“What I’ve learned the most from the past two years — and I put this on me — is I think we lost a little bit of that (edge) with those standards,” Nagy said. “You just think they’re going to happen naturally from the culture that you built. And when I say that, I’m talking about practice habits. It’s starting with me making sure that every single play, we are going 100 mph. And if you’re tired? Get your tail out. That’s going to be a mindset and an attitude that then goes onto the playing field on Sundays.
“I feel like when some things didn’t happen (for us), it was more us just saying, ‘OK, when is it going to happen?’ Instead of making it happen. I have to be better as a head coach on the front end on Monday, Tuesday, Wednesday, Thursday, Friday in practice of making sure that we are the best practice team in the NFL. … I feel like the last two years, that slipped a little bit.”
First of all, kudos to Nagy for this incredibly honest response. In it, Nagy confirms something I think most of us suspect about the natural order of things in the NFL.
For most new head coaches, the first year is relatively easy. Everyone on the team is on edge and concentrates just a little bit more because they aren’t familiar with the coaching staff and they’re on uncertain ground. Relationships with the previous coaching staff are now gone and suddenly you are wondering how safe your job is. IN 2018 when Nagy and his staff were new, this is the position the Bears players found themselves in. As often happens that first year, they got very good results.
The problem is that rarely lasts. Players establish new relationships with coaches. Coaches get to know and trust the players. Everyone eases up a bit. That’s the position the team is in now.
Nagy has a real problem here, one that might be more serious than he thinks. Its hard for any coaching staff to maintain that edge that natural circumstances created in that first year. Almost no one manages to do it. But once you ease up, its mighty tough to go back to the way things were. Players resent it and it can create a bit of a toxic atmosphere.
I’m not saying Nagy can’t do it and I’m certainly not saying that he shouldn’t try.

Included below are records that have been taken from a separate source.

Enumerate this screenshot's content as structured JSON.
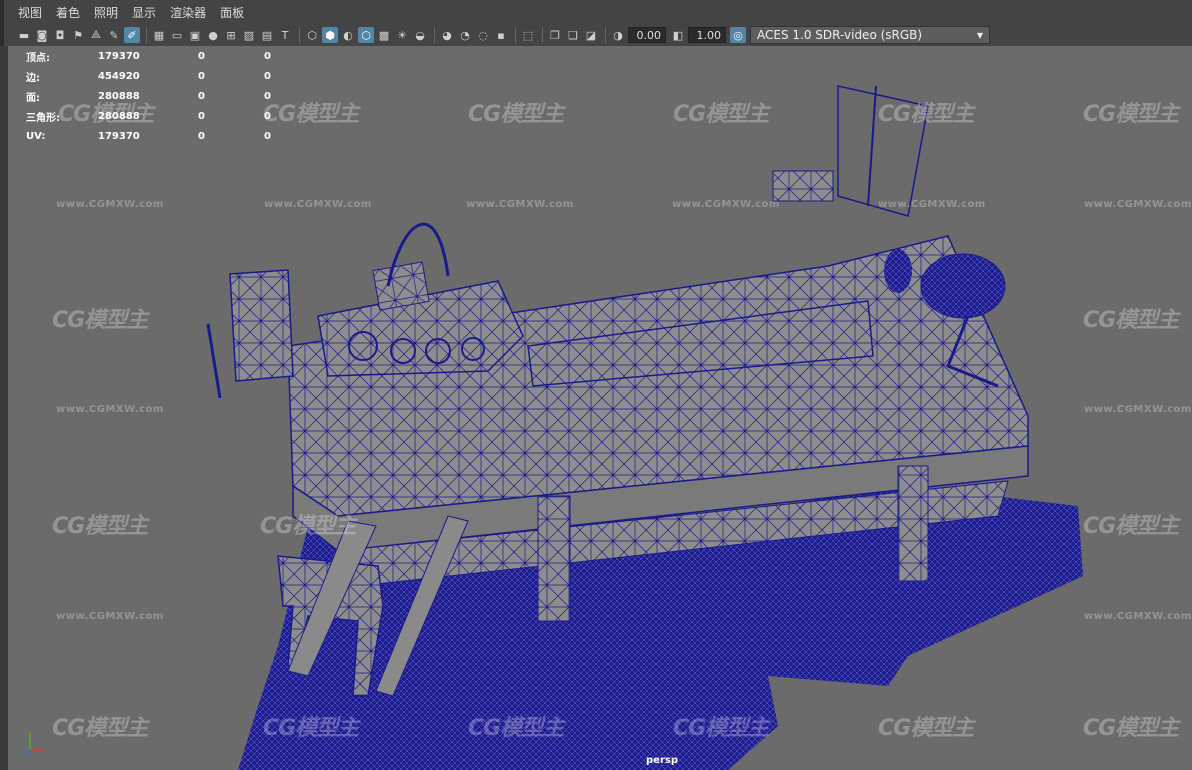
{
  "menu": [
    "视图",
    "着色",
    "照明",
    "显示",
    "渲染器",
    "面板"
  ],
  "toolbar": {
    "exposure_value": "0.00",
    "gamma_value": "1.00",
    "color_space": "ACES 1.0 SDR-video (sRGB)"
  },
  "hud": {
    "rows": [
      {
        "label": "顶点:",
        "v1": "179370",
        "v2": "0",
        "v3": "0"
      },
      {
        "label": "边:",
        "v1": "454920",
        "v2": "0",
        "v3": "0"
      },
      {
        "label": "面:",
        "v1": "280888",
        "v2": "0",
        "v3": "0"
      },
      {
        "label": "三角形:",
        "v1": "280888",
        "v2": "0",
        "v3": "0"
      },
      {
        "label": "UV:",
        "v1": "179370",
        "v2": "0",
        "v3": "0"
      }
    ]
  },
  "camera_label": "persp",
  "watermark": {
    "logo": "CG模型主",
    "url": "www.CGMXW.com"
  },
  "colors": {
    "wire": "#1a1a8c",
    "mesh": "#8c8c8c",
    "bg": "#6b6b6b",
    "accent": "#5285a6"
  }
}
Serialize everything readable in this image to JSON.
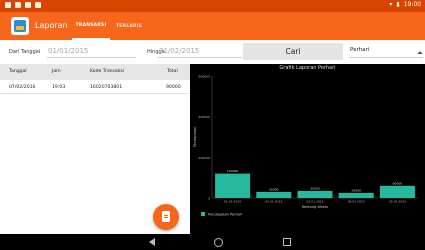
{
  "status_bar": {
    "time": "19:00"
  },
  "app": {
    "title": "Laporan",
    "tabs": [
      {
        "label": "Transaksi"
      },
      {
        "label": "Terlaris"
      }
    ]
  },
  "filter": {
    "from_label": "Dari Tanggal",
    "from_value": "01/01/2015",
    "to_label": "Hingga",
    "to_value": "31/02/2015",
    "search_button": "Cari",
    "period_select": "Perhari"
  },
  "table": {
    "headers": [
      "Tanggal",
      "Jam",
      "Kode Transaksi",
      "Total"
    ],
    "rows": [
      [
        "07/02/2016",
        "19:03",
        "16020703801",
        "90000"
      ]
    ]
  },
  "chart_data": {
    "type": "bar",
    "title": "Grafik Laporan Perhari",
    "xlabel": "Rentang Waktu",
    "ylabel": "Pendapatan",
    "categories": [
      "01.01.2015",
      "02.01.2015",
      "03.01.2015",
      "04.01.2015",
      "05.01.2015"
    ],
    "series": [
      {
        "name": "Pendapatan Perhari",
        "values": [
          120000,
          30000,
          35000,
          25000,
          60000
        ]
      }
    ],
    "ylim": [
      0,
      600000
    ],
    "yticks": [
      0,
      200000,
      400000,
      600000
    ],
    "bar_color": "#26b9a0",
    "legend": "bottom-left"
  },
  "colors": {
    "accent": "#f7671b",
    "status_bar": "#d84500"
  },
  "icons": {
    "fab": "report-icon",
    "nav": [
      "back-icon",
      "home-icon",
      "recent-apps-icon"
    ]
  }
}
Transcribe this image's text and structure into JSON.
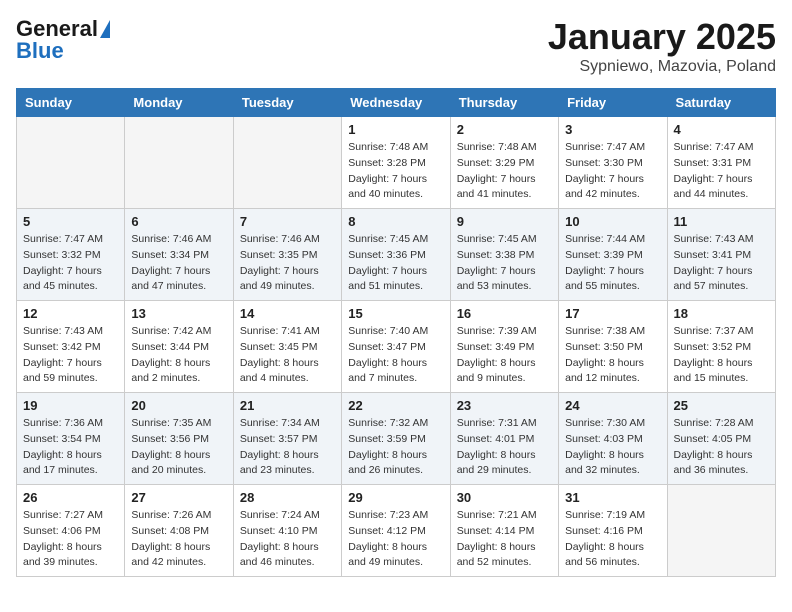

But it will be interesting to see if he can be one of those rare types of managers who can pull it off.